Records from a data source
+ + + +

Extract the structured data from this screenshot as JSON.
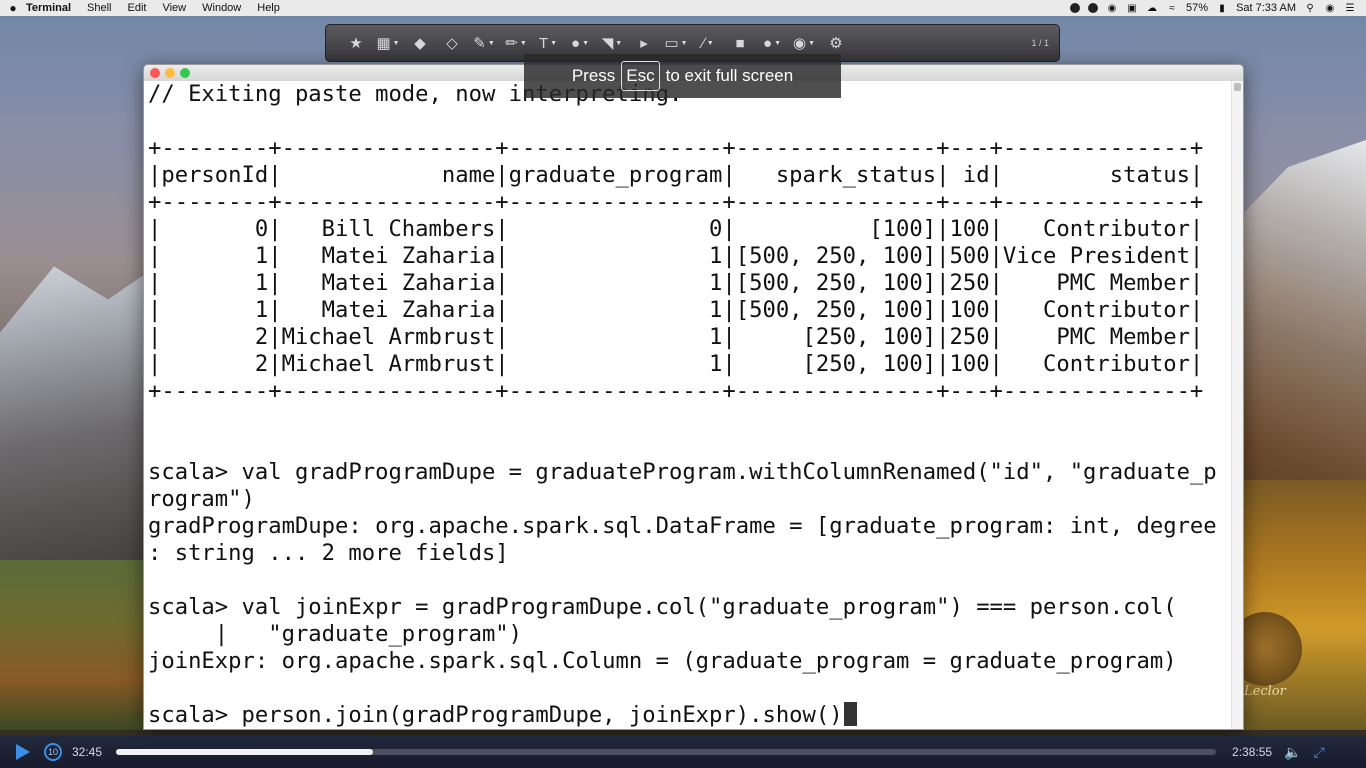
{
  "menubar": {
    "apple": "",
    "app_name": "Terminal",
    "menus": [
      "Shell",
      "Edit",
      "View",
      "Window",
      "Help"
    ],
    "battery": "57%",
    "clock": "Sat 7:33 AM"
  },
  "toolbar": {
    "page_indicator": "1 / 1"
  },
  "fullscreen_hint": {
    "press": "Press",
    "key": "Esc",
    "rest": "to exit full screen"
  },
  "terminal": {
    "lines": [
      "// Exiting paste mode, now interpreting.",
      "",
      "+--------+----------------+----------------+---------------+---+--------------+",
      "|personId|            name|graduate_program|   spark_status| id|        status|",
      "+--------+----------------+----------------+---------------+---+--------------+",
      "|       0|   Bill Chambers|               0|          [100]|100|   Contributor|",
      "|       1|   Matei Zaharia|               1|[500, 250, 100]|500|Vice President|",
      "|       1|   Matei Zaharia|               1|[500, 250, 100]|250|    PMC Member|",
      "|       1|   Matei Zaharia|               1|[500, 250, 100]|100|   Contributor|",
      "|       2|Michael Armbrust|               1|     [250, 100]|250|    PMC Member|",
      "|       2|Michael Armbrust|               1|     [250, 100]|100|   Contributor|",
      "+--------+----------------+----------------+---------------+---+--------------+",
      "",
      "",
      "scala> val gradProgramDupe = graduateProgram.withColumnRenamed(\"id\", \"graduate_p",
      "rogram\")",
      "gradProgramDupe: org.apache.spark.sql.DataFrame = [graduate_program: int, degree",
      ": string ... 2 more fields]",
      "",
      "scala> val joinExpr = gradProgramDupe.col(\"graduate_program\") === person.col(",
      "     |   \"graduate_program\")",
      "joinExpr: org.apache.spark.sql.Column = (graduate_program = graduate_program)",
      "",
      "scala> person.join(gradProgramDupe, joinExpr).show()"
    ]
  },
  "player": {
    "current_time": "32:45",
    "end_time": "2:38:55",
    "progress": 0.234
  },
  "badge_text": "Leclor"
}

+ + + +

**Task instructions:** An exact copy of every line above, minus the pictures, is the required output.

**Response:**
Extract the structured data from this screenshot as JSON.
{
  "menubar": {
    "apple": "",
    "app_name": "Terminal",
    "menus": [
      "Shell",
      "Edit",
      "View",
      "Window",
      "Help"
    ],
    "battery": "57%",
    "clock": "Sat 7:33 AM"
  },
  "toolbar": {
    "page_indicator": "1 / 1"
  },
  "fullscreen_hint": {
    "press": "Press",
    "key": "Esc",
    "rest": "to exit full screen"
  },
  "terminal": {
    "lines": [
      "// Exiting paste mode, now interpreting.",
      "",
      "+--------+----------------+----------------+---------------+---+--------------+",
      "|personId|            name|graduate_program|   spark_status| id|        status|",
      "+--------+----------------+----------------+---------------+---+--------------+",
      "|       0|   Bill Chambers|               0|          [100]|100|   Contributor|",
      "|       1|   Matei Zaharia|               1|[500, 250, 100]|500|Vice President|",
      "|       1|   Matei Zaharia|               1|[500, 250, 100]|250|    PMC Member|",
      "|       1|   Matei Zaharia|               1|[500, 250, 100]|100|   Contributor|",
      "|       2|Michael Armbrust|               1|     [250, 100]|250|    PMC Member|",
      "|       2|Michael Armbrust|               1|     [250, 100]|100|   Contributor|",
      "+--------+----------------+----------------+---------------+---+--------------+",
      "",
      "",
      "scala> val gradProgramDupe = graduateProgram.withColumnRenamed(\"id\", \"graduate_p",
      "rogram\")",
      "gradProgramDupe: org.apache.spark.sql.DataFrame = [graduate_program: int, degree",
      ": string ... 2 more fields]",
      "",
      "scala> val joinExpr = gradProgramDupe.col(\"graduate_program\") === person.col(",
      "     |   \"graduate_program\")",
      "joinExpr: org.apache.spark.sql.Column = (graduate_program = graduate_program)",
      "",
      "scala> person.join(gradProgramDupe, joinExpr).show()"
    ]
  },
  "player": {
    "current_time": "32:45",
    "end_time": "2:38:55",
    "progress": 0.234
  },
  "badge_text": "Leclor"
}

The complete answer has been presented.